Dr Julie Maxton
Dr Julie Maxton is well accustomed to breaking new ground. She served as the first-ever female Registrar of the University of Oxford, she then became the first woman to be appointed Executive Director of the Royal Society. Those two august institutions have clocked up a combined total of over 900 years so far; Julie rather less. But she has left her mark on both – not by imposing change and stirring up controversy but by listening, focusing and resolving.
Julie was born in Edinburgh and graduated in 1976 from University College London with a law degree, she then trained as a barrister. No sooner had she qualified and been called to the bar at Middle Temple, then she moved to New Zealand in 1978 – a transition she chose in order to be with her husband, Jim. It was there that she studied as a postgraduate, first at the University of Canterbury, earning a Master of Laws degree, then at the University of Auckland, where she earned her PhD in 1991.
In parallel with her postgraduate study, Julie also began her teaching career, at the age of 22, while still at Canterbury. Her move to the University of Auckland was initially to take up a lecturing post; but Julie completed her PhD while teaching at Auckland full-time. Julie also became the first recipient of a teaching excellence award.
It’s clear, from the conversations I’ve had with her, how passionate Julie is about teaching. She recalls the significance of that award as a point where she felt that ‘people took teaching seriously’. She certainly does, and throughout her career she has continued working as a barrister in order to inform her teaching practice.
Not for nothing did a colleague at Auckland describe her as ‘the complete legal academic’. Besides having become an international authority on equity law, she covered a dizzying range of legal subjects in her teaching, from commercial law and estate and tax planning to property law, succession and legal theory. She also maintained strong links with the legal profession, and appeared as counsel at almost every level of the New Zealand court system, including the Privy Council.
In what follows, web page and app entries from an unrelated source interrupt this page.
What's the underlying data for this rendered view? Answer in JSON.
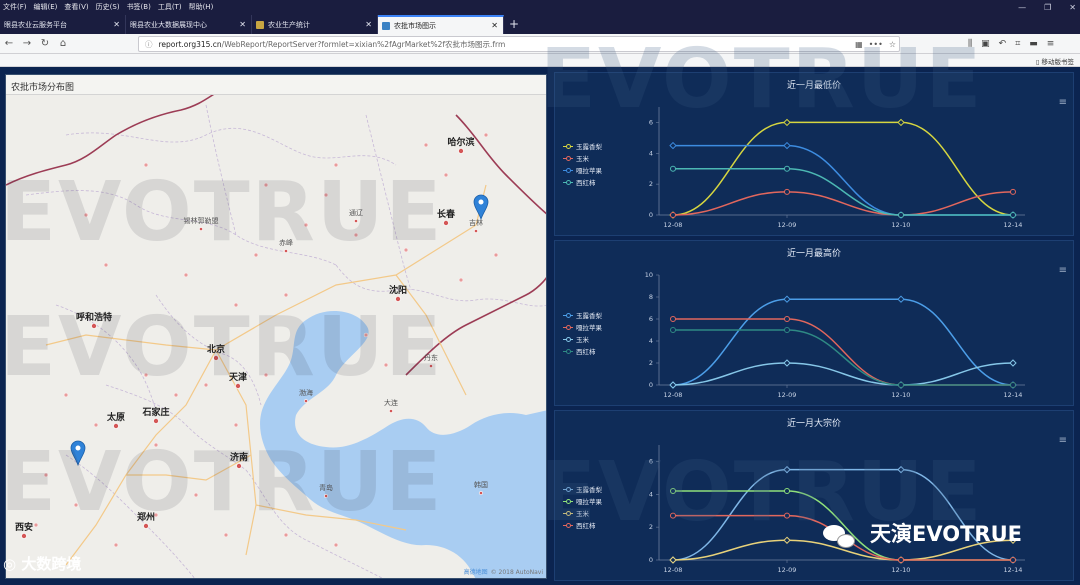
{
  "menubar": {
    "items": [
      "文件(F)",
      "编辑(E)",
      "查看(V)",
      "历史(S)",
      "书签(B)",
      "工具(T)",
      "帮助(H)"
    ]
  },
  "tabs": [
    {
      "label": "眼县农业云服务平台",
      "active": false
    },
    {
      "label": "眼县农业大数据展现中心",
      "active": false
    },
    {
      "label": "农业生产统计",
      "active": false
    },
    {
      "label": "农批市场图示",
      "active": true
    }
  ],
  "address": {
    "host": "report.org315.cn",
    "path": "/WebReport/ReportServer?formlet=xixian%2fAgrMarket%2f农批市场图示.frm"
  },
  "bookmarks": {
    "mobile": "移动版书签"
  },
  "map": {
    "title": "农批市场分布图",
    "copyright_service": "高德地图",
    "copyright": "© 2018 AutoNavi",
    "cities": [
      {
        "name": "哈尔滨",
        "major": true
      },
      {
        "name": "长春",
        "major": true
      },
      {
        "name": "沈阳",
        "major": true
      },
      {
        "name": "北京",
        "major": true
      },
      {
        "name": "天津",
        "major": true
      },
      {
        "name": "石家庄",
        "major": true
      },
      {
        "name": "太原",
        "major": true
      },
      {
        "name": "济南",
        "major": true
      },
      {
        "name": "郑州",
        "major": true
      },
      {
        "name": "西安",
        "major": true
      },
      {
        "name": "呼和浩特",
        "major": true
      },
      {
        "name": "吉林",
        "major": false
      },
      {
        "name": "锡林郭勒盟",
        "major": false
      },
      {
        "name": "大连",
        "major": false
      },
      {
        "name": "青岛",
        "major": false
      },
      {
        "name": "韩国",
        "major": false
      },
      {
        "name": "丹东",
        "major": false
      },
      {
        "name": "通辽",
        "major": false
      },
      {
        "name": "赤峰",
        "major": false
      },
      {
        "name": "渤海",
        "major": false
      }
    ]
  },
  "watermark": {
    "text": "EVOTRUE",
    "bottom_logo": "大数跨境",
    "wechat_text": "天演EVOTRUE"
  },
  "charts": [
    {
      "title": "近一月最低价",
      "categories": [
        "12-08",
        "12-09",
        "12-10",
        "12-14"
      ],
      "ylim": [
        0,
        7
      ],
      "yticks": [
        0,
        2,
        4,
        6
      ],
      "series": [
        {
          "name": "玉露香梨",
          "color": "#d6d640",
          "values": [
            0,
            6,
            6,
            0
          ]
        },
        {
          "name": "玉米",
          "color": "#e2675d",
          "values": [
            0,
            1.5,
            0,
            1.5
          ]
        },
        {
          "name": "嘎拉苹果",
          "color": "#3d8ce0",
          "values": [
            4.5,
            4.5,
            0,
            0
          ]
        },
        {
          "name": "西红柿",
          "color": "#4cb8b3",
          "values": [
            3,
            3,
            0,
            0
          ]
        }
      ]
    },
    {
      "title": "近一月最高价",
      "categories": [
        "12-08",
        "12-09",
        "12-10",
        "12-14"
      ],
      "ylim": [
        0,
        10
      ],
      "yticks": [
        0,
        2,
        4,
        6,
        8,
        10
      ],
      "series": [
        {
          "name": "玉露香梨",
          "color": "#4c9ee8",
          "values": [
            0,
            7.8,
            7.8,
            0
          ]
        },
        {
          "name": "嘎拉苹果",
          "color": "#e2675d",
          "values": [
            6,
            6,
            0,
            0
          ]
        },
        {
          "name": "玉米",
          "color": "#86c7e8",
          "values": [
            0,
            2,
            0,
            2
          ]
        },
        {
          "name": "西红柿",
          "color": "#2f8a84",
          "values": [
            5,
            5,
            0,
            0
          ]
        }
      ]
    },
    {
      "title": "近一月大宗价",
      "categories": [
        "12-08",
        "12-09",
        "12-10",
        "12-14"
      ],
      "ylim": [
        0,
        7
      ],
      "yticks": [
        0,
        2,
        4,
        6
      ],
      "series": [
        {
          "name": "玉露香梨",
          "color": "#7fb6e6",
          "values": [
            0,
            5.5,
            5.5,
            0
          ]
        },
        {
          "name": "嘎拉苹果",
          "color": "#8fe07a",
          "values": [
            4.2,
            4.2,
            0,
            0
          ]
        },
        {
          "name": "玉米",
          "color": "#e8d27a",
          "values": [
            0,
            1.2,
            0,
            1.2
          ]
        },
        {
          "name": "西红柿",
          "color": "#e2675d",
          "values": [
            2.7,
            2.7,
            0,
            0
          ]
        }
      ]
    }
  ]
}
Meanwhile, Julie’s progress up through the academic ranks at Auckland was remarkable. She became a Senior Lecturer in 1987, then Associate Professor and on to Professor in a single year before becoming Dean of Law – the University’s first female Dean.
This is undoubtedly an impressive track record – but in a sense, it was merely a prologue to the next chapter of her career. In 2006, Julie returned to the UK to become the first female Registrar at the University of Oxford.
It’s fair to say that Julie arrived at Oxford during a difficult time for the university’s administration: newly introduced IT systems causing widespread disgruntlement, not to mention a headline-grabbingly rough passage for the opening of a new centre for animal research. But Julie quickly built a reputation as a Registrar with an unassuming manner and a willingness to listen, and she set about making many of the processes and structures in Oxford’s administration more efficient and transparent. In doing so, she won over many formidable Oxford dons; when she left the post in 2011, Sir Peter North, former Principal of Jesus College Oxford, described her as ‘the model Registrar’.
So, what qualities make her so exemplary? That Auckland colleague commented on ‘her ease with people from all walks of life … her shrewd judgment, wisdom, and ability to see the big picture’. He went on to describe her as ‘a team player, with the ability to bring the best out of the rest of the team’. Julie’s time at Oxford also demonstrated her facility for grasping complex and entrenched problems, considering all points of view, and resolving those problems efficiently. Julie herself has expressed her belief that administration should be as light as possible while still enabling the members of an institution to ‘do a good job’.
From Oxford, Julie moved to her present appointment as Executive Director of the Royal Society – becoming the first woman in its long history to hold the post. She speaks warmly of her time working with the then President of the Royal Society, our University Chancellor Sir Paul Nurse. Their rapport was evident early on. They attended a ceremony in Spain during which they received, on behalf of the Royal Society, the 2011 Prince of Asturias Award for Communication and Humanities. In front of a distinguished audience including members of the Royal Family, Julie and Sir Paul turned to face each other, raised a hand to deliver a high-five – and missed. Both then succumbed to laughter, along with a good deal of the audience.
I mention this because, if there are any personal qualities of Julie’s that we should add to the list of professional attributes, they would be her humanity, her groundedness and her humour – qualities she clearly shares with our Chancellor.
None of this detracts from Julie’s deep commitment to her work, or from her many achievements –she received a CBE in the 2017 Queen’s Birthday Honours for services to science, law, and education. We are delighted to honour her in our own way today – and if, by any chance, Julie and Sir Paul would like another go at that high-five, please be our guest.
Chancellor, it gives me great pleasure to present Dr Julie Maxton as eminently worthy of the award of Doctor of Laws honoris causa.